If you’d like to be effective as a seller or a buyer, you need to understand the market from the perspective of the “opponent”. If you’re a buyer and don’t understand what sellers’ expectations are, what they’re seeing at open houses, what offers they’re getting (i.e. what current market is ready to pay for their property) – you’re at a clear disadvantage. By same token, if you’re a seller and don’t understand what other options buyers are seeing and what their money can buy them, you’re at disadvantage and risk of pricing your property “out of the market”. It’s key to discuss market dynamics and inventory upfront with your Realtor and even your mortgage specialist whether you’re buying or selling. Mortgage specialists have access to information on transactions that haven’t closed yet and can provide valuable insight. Having this market insight is going to make a more confident decision maker whether you’re making or accepting an offer.

In the market with rising prices with a lot of demand, buyers may often feel scared to “overpay”. It’s a valid consideration that needs to be thought through in the context of the difference between “asking price” and “market price”.

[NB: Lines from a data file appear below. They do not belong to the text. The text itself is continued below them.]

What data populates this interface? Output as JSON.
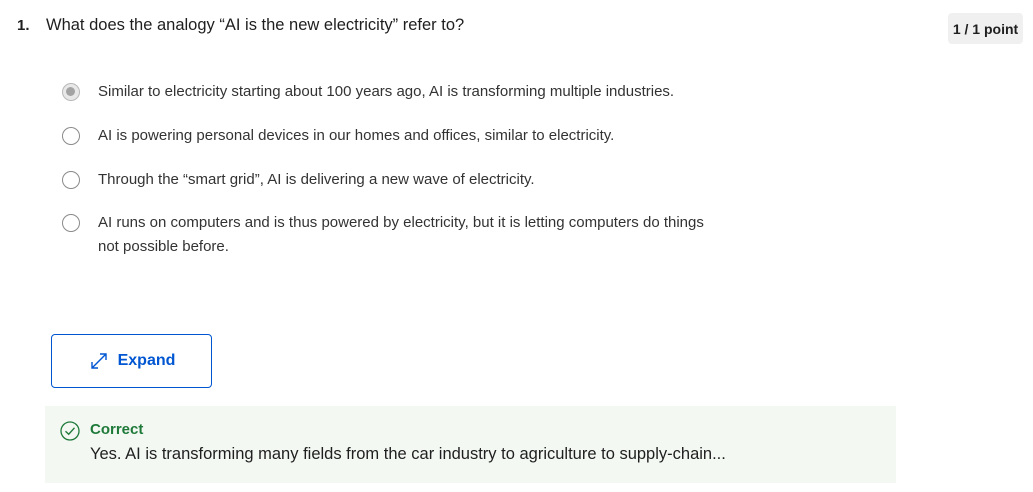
{
  "question": {
    "number": "1.",
    "text": "What does the analogy “AI is the new electricity” refer to?",
    "points": "1 / 1 point"
  },
  "options": [
    {
      "label": "Similar to electricity starting about 100 years ago, AI is transforming multiple industries.",
      "selected": true
    },
    {
      "label": "AI is powering personal devices in our homes and offices, similar to electricity.",
      "selected": false
    },
    {
      "label": "Through the “smart grid”, AI is delivering a new wave of electricity.",
      "selected": false
    },
    {
      "label": "AI runs on computers and is thus powered by electricity, but it is letting computers do things not possible before.",
      "selected": false
    }
  ],
  "expand": {
    "label": "Expand",
    "icon": "expand-arrows-icon"
  },
  "feedback": {
    "title": "Correct",
    "text": "Yes. AI is transforming many fields from the car industry to agriculture to supply-chain...",
    "icon": "check-circle-icon"
  },
  "colors": {
    "accent": "#0056d2",
    "correct": "#1f7a3a",
    "feedback_bg": "#f3f8f3",
    "badge_bg": "#f0f0f0"
  }
}
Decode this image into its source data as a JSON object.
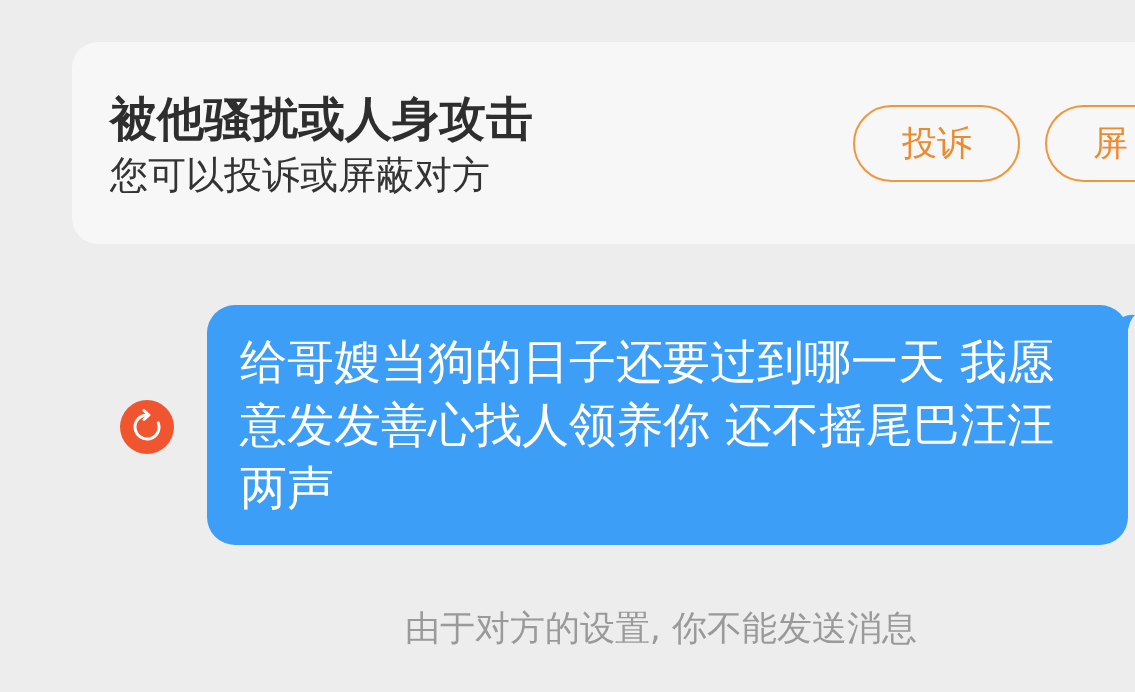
{
  "notice_card": {
    "title": "被他骚扰或人身攻击",
    "subtitle": "您可以投诉或屏蔽对方",
    "buttons": [
      {
        "label": "投诉"
      },
      {
        "label": "屏"
      }
    ]
  },
  "messages": [
    {
      "text": "给哥嫂当狗的日子还要过到哪一天 我愿意发发善心找人领养你 还不摇尾巴汪汪两声",
      "send_failed": true
    }
  ],
  "system_notice": "由于对方的设置, 你不能发送消息"
}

Asking price is a guesstimate by a seller or seller’s agent for a price acceptable by current market. Market price is a price at which seller and buyer with the best offer on the table will settle. Your offer could be $20,000 over “asking price”, but may not end up representing the “market price” because someone else with a higher offer may bring that market price to a higher level.

Say your above-asking offer was the best offer on the table and it was accepted, making it effectively the current “market price”. If you get cold feet or end up not satisfied with inspection a week later and the deal falls through, seller will go back to market for more offers and you may soon find out that the new market price ended up being $10,000 higher than what you had agreed upon. You may think to yourself that “that guy” is definitely overpaying! He may be, but it really depends.

When you apply for a loan your lender will commission an appraisal as a part of your mortgage application. Appraiser will evaluate closest comparable properties in the neighborhood in the last 2-3 months and if the subject property appears overpriced, then your lender’s underwriter will reevaluate whether this loan makes sense to be approved. For example, say you’re putting 5% down and an appraisal came at $20,000 under your offer price. Your lender may come back to you after the appraisal results and suggest to:

1) Reduce the price (good grounds for renegotiation with seller for you)

or

2) Increase your downpayment (if that’s an option and you’re willing to)

If the seller is very confidant that they’ll be able to turn around and get at least as much if not more money for the property, they will most likely not consider renegotiating the price down and will be happy to exit the deal if you don’t wish to continue. How would you decide what to do here? If you think you can find a better value package (similar condition, size, location and better price!), then it’s a great excuse to exit the deal. If you don’t think you’ll be able to find a better value, you may consider that with prices getting higher and likely an insufficient inventory in the market, you may be better off putting more money down rather than exiting the deal. This is particularly relevant when prices are rapidly rising because appraisers come up with appraisal value based on the closed transactions, whereas there may be a solid amount of comparables supporting the price you offered that simply haven’t closed yet (i.e. their final sale prices are not known yet). It’s a judgment call and every situation will be different with market dynamics constantly in flux, so I suggest you stay as informed as possible about the market until the closing and talk through these considerations with your Realtor as often as you need to understand what’s going on and what’s the best decision for you.

This content is not the product of the National Association of REALTORS®, and may not reflect NAR's viewpoint or position on these topics and NAR does not verify the accuracy of the content.